However, I found an unexpected surprise. Instead of receiving immediate support for an action I thought just and reasonable, several people on Twitter attacked Jews, and me for defending them (one wrote, “You have used your enormous prestige in Chile to become “a shield for the Jews”). They also accused me of “encouraging censorship”, suggesting a “media dictatorship”, etc… . I replied inmediately in Twitter to the least offensive ones. Fifteen minutes later I received a ‘tweet’ from an editor at El Mercurio, saying that they had seen my complaint in Twitter and that they were studying the situation. With another tweet I insisted on immediate deletion of the comment. Twenty minutes later the newspaper editors deleted the offensive comment number 10. I want to emphasize that the editorial mistake, even this grievous one, does not compromise the newspaper El Mercurio as a whole, and its fast action in regard to the issue speaks to the newspaper’s chief editor’s integrity. It was an extraordinary triumph of the fast boat Twitter over the “media carrier” in Chile, another demonstration of the liberating potential of the wonderful new technologies being developed in the land of the free and the brave.

What left me very worried, and the reason I wrote this, is having detected a worrisome anti-Semitic sentiment among my fellow countrymen. Is this unjust anti-Semitic sentiment widespread, though hidden, in Chile, or was this only a “black swan?” I declare myself in a state of alert.
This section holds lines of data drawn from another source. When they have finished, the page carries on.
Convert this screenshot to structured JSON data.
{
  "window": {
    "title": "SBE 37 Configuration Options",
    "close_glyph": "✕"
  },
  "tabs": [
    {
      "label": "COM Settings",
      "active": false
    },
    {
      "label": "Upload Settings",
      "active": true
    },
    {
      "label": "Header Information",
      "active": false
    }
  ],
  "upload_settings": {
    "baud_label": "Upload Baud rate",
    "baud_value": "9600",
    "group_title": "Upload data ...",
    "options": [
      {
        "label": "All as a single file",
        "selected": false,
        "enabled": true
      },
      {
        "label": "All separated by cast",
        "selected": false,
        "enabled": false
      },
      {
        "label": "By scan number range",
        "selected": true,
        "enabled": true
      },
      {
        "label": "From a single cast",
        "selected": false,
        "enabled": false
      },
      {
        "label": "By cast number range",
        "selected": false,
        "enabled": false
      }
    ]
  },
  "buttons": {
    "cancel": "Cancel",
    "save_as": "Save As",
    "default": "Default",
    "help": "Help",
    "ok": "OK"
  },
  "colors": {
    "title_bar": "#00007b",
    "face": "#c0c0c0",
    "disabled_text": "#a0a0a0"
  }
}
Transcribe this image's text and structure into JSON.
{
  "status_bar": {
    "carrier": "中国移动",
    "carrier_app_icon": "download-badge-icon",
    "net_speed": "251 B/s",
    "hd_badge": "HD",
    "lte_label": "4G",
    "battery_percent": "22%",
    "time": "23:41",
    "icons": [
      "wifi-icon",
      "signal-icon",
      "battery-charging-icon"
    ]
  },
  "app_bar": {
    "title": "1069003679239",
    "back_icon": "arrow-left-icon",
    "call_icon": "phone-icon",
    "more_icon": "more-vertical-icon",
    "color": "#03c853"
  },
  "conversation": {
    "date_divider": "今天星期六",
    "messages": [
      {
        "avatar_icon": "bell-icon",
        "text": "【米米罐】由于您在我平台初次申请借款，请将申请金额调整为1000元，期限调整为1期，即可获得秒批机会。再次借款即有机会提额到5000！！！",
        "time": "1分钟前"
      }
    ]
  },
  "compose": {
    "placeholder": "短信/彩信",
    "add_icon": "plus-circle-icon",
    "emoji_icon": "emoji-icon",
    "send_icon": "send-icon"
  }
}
We are building a free and good country. There should be no place whatsoever for the language of hate and the discrimination of minorities. As the great Albert Einstein said: “The world is a dangerous place, not because of those who do evil, but because of those who look on and do nothing.”

Twitter and Iran - It’s Not About the U.S. Government

It’s fascinating to watch developments in Iran via Twitter and other social media. (Notably, when I turned on the TV last night to look for Iran news from a conventional source, there was nothing to be found - just commercials and talking heads yapping about politics.)

It was laudable that Twitter delayed a scheduled outage to late-night Tehran time in order to preserve the platform for Iranian users, but contrary to a growing belief, it wasn’t done at the behest of the State Department. It was done at the behest of Twitter users.

Twitter makes that fairly (though imperfectly) clear on its blog, saying, “the State Department does not have access to our decision making process.”

As Justin Logan notes, events in Iran are not about the United States or U.S. policy. They should not be, or appear to be, directed or aided from Washington, D.C. Any shifts in power in Iran should be produced in Iran for Iranians, with support from the people of the world - not from any outside government.

People are free to speculate that the State Department asked Twitter to deny its involvement precisely to create the necessary appearances, but without good evidence of it, assuming so just reflects a pre-commitment that governments - not people and the businesses that serve them - are the primary forces for good in the world.